What do you see as an important emerging area of ecohydrology?
Interdisciplinarity is such a mixed blessing. On one hand, it took my whole trajectory to arrive where I am now, but on the other hand, there must be many much more efficient ways to have the tools to answer the questions I ask. I think my trajectory can confuse people who try to label my expertise (or give me a job). I’ve been involved in positive and negative, and substantial and superficial interdisciplinary exchanges. I think as ecohydrolgists we have to learn to glean information from lots of sources but still maintain our expertise. Sometimes, I find myself reinventing a wheel discovered by soil scientists a century ago or rederiving an equation that geochemists figured out the year I was born. Thus, I think the challenge in our field is holding the state-of-the-art knowledge of so many different fields in our heads all at once and still looking at things in innovative ways. We certainly have plenty of questions to answer ahead of us. I hope that we can find the questions that have direct applications that will improve the quality of life on our planet and make life more resilient.
Do you have a favorite ecohydrology paper? Describe/explain.

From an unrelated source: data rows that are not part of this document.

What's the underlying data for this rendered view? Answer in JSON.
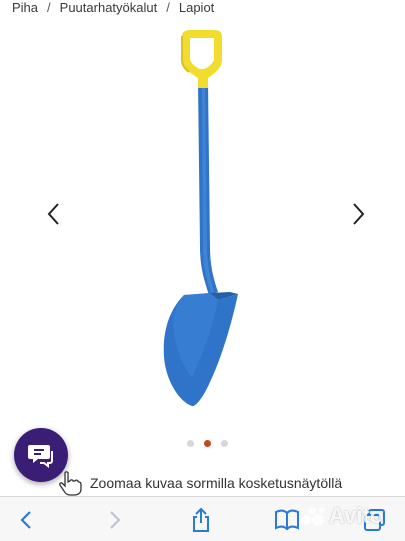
{
  "breadcrumb": {
    "items": [
      "Piha",
      "Puutarhatyökalut",
      "Lapiot"
    ],
    "separator": "/"
  },
  "gallery": {
    "image_subject": "shovel",
    "dot_count": 3,
    "active_index": 1,
    "colors": {
      "blade": "#2f74c8",
      "handle": "#f2dc2e",
      "active_dot": "#c8461f"
    }
  },
  "zoom_hint": {
    "text": "Zoomaa kuvaa sormilla kosketusnäytöllä",
    "icon": "hand-pointer-icon"
  },
  "chat": {
    "icon": "chat-bubbles-icon",
    "color": "#3a1d75"
  },
  "toolbar": {
    "icons": [
      "back-icon",
      "forward-icon",
      "share-icon",
      "bookmarks-icon",
      "tabs-icon"
    ]
  },
  "watermark": {
    "text": "Avito"
  }
}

The first paper I read that captivated my thirst for ecohydrology was Junk, Bayley, and Sparks’ 1989 Flood Pulse Concept. I think that was before the term “ecohydrology” was coined. I first encountered the term in Paolo D’Odorico and Amilcare Porporato’s Dryland Ecohydrology book. I am also very attached to Brutsaert’s book “Evaporation into the Atmosphere” (1982). I love the way he starts at the very beginning. I hope that someday I write a book in such an exhaustive way. Finally, I always return to a paper by Bruijnzeel questioning the impact of upstream tropical deforestation on downstream flows.
What do you do for fun (apart from ecohydrology)?
I love being outside with almost any means of mobility, but my favorites are ski touring, hiking, swimming in cold water, and biking. That is certainly when I have my best ideas. I also seem to have a never-ending life style that requires me to learn different languages. Finally, I have a relatively new intensive, long-term child development project that seems to consume most of my non-ecohydrology hours but is a lot of fun. Perhaps there will be some overlap in the future. Who knows?